Here are five stories and events to start your week from the editors at Military.com:
1. Navy SEAL Killed in Somalia Firefight Identified
Via Lauren King at Stars & Stripes: "The Navy SEAL killed in Somalia last Thursday has been identified as Senior Chief Petty Officer Kyle Milliken of Falmouth, Maine. He was 38. Two other SEALs were also injured in the firefight during a raid targeting a remote al-Shabab compound just outside Mogadishu, a defense official told Stars and Stripes Friday. The official was not authorized to identify the service branch to which the U.S. troops belonged and spoke on condition of anonymity. Milliken is the first American service member killed in action in Somalia in decades, likely since the notorious 1993 Battle of Mogadishu."
2. Cockpit Oxygen Episodes Sideline Navy Pilots Fighting ISIS

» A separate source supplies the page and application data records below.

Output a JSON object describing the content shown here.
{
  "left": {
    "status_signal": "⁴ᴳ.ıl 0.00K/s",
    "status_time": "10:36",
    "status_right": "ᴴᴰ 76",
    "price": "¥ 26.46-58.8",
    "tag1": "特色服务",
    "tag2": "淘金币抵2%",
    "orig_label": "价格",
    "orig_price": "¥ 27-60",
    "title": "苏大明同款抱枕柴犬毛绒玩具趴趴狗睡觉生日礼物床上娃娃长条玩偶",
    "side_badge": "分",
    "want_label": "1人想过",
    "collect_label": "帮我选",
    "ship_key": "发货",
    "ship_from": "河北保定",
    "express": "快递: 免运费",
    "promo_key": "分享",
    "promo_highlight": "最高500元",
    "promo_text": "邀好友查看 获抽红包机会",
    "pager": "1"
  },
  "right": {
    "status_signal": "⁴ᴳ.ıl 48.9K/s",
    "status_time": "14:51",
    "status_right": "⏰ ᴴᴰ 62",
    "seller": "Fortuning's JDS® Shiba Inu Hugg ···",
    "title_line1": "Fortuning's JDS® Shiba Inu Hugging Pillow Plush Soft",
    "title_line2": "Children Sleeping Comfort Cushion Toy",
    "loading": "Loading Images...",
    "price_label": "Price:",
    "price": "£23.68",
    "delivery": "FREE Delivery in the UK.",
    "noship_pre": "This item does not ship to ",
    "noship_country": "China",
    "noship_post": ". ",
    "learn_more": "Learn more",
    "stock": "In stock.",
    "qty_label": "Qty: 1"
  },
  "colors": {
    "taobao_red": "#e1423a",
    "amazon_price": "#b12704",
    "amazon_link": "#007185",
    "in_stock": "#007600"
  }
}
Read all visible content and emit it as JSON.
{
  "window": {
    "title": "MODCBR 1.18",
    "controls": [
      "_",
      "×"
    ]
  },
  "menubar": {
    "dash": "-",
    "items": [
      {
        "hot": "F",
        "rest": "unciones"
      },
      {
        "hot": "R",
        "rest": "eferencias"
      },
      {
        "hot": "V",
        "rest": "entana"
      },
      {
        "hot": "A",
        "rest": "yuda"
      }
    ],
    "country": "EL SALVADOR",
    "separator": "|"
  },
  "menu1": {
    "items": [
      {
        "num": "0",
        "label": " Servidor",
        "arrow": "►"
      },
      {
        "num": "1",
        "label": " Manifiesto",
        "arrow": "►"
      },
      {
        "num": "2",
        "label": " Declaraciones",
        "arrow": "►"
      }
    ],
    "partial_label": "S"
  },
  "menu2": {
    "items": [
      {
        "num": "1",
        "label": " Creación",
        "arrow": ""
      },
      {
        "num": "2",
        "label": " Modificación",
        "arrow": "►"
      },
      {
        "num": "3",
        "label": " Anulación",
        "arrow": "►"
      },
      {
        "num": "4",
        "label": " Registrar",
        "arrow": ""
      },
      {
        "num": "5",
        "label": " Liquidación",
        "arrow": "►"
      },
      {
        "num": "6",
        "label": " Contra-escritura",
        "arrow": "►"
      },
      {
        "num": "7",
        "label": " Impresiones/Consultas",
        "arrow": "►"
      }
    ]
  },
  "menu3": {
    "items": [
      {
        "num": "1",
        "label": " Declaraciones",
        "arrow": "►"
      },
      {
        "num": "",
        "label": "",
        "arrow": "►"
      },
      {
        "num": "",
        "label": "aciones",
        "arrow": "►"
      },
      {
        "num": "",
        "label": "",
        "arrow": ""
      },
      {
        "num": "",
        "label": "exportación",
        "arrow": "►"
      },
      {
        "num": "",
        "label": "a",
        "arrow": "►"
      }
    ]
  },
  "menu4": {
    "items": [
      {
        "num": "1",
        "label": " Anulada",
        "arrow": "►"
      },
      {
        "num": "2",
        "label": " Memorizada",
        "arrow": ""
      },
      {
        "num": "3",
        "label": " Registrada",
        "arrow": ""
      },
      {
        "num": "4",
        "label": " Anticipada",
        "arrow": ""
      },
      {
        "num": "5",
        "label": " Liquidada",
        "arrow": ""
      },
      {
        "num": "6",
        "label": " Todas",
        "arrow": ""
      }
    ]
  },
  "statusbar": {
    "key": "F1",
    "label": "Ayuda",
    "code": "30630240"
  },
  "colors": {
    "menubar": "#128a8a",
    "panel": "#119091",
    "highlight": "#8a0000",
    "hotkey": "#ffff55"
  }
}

Via Hope Hodge Seck at Military.com, reporting from the USS George H. W. Bush aircraft carrier in the Persian Gulf: "The U.S.S. George H. W. Bush in January became the first East Coast-based carrier to deploy with a specialized piece of medical equipment aboard: a hyperbaric chamber, or 'transportable recompression system,' designed to treat pilots who experience hypoxia-like symptoms in the cockpit. Fewer than four months into the deployment, it has already been used twice for that purpose ... And though the aviation community aboard the carrier has found new and innovative ways to treat and detect cockpit incidents, they continue to happen."
3. Army Kills Contract for Shoulder-Fired Airburst Weapon
Via Matthew Cox at Military.com: "U.S. Army's senior leadership has ended an agreement with Orbital ATK Inc. that spanned two decades over the XM25 25mm airburst weapon, a move that could put the troubled weapon system's future into jeopardy. The service's XM25 Counter-Defilade Target Engagement System is a semi-automatic, shoulder-fired weapon that fires 25mm high-explosive, air-bursting ammunition. Nicknamed 'the Punisher' and designed by Orbital ATK and Heckler & Koch, XM25 has long been the Army's attempt to field a 'leap-ahead' weapon designed to give infantry units a decisive edge against enemies hiding behind cover."
4. Army Secretary Nominee Withdraws Amid Fierce Opposition
Via Oriana Pawlyk at Military.com: "The Republican state senator from Tennessee picked by President Donald Trump to be Army secretary has withdrawn from consideration. Mark Green quickly saw opposition from Democrats who became worried his personal views wouldn't bode well for soldiers or potential recruits. A few Republicans, such as Senate Armed Services Committee Chairman John McCain, also noted their concern. Sen. Tammy Duckworth, a Democrat from Illinois, said in a statement that had Green been confirmed, it 'would send the wrong message to brave and selfless Americans who simply wish to serve their nation.'"
5. Naval Officer's Career Derailed by Arrogance, Recklessness
Via Courtney Mabeus at The Virginian-Pilot: "When federal agents stopped Lt. Cmdr. Edward C. Lin in the Honolulu airport on Sept. 11, 2015, he was about to board a plane to China to meet a woman with whom he had been communicating online since April. But Lin, 40, who held a top secret security clearance and was assigned to a secretive Hawaii-based patrol squadron at the time, had lied to the Navy about where he was going. Instead, he had told his command he planned to spend 10 days in Alexandria ... because telling his leadership he was going to Virginia rather than the communist adversary required a less rigorous approval process.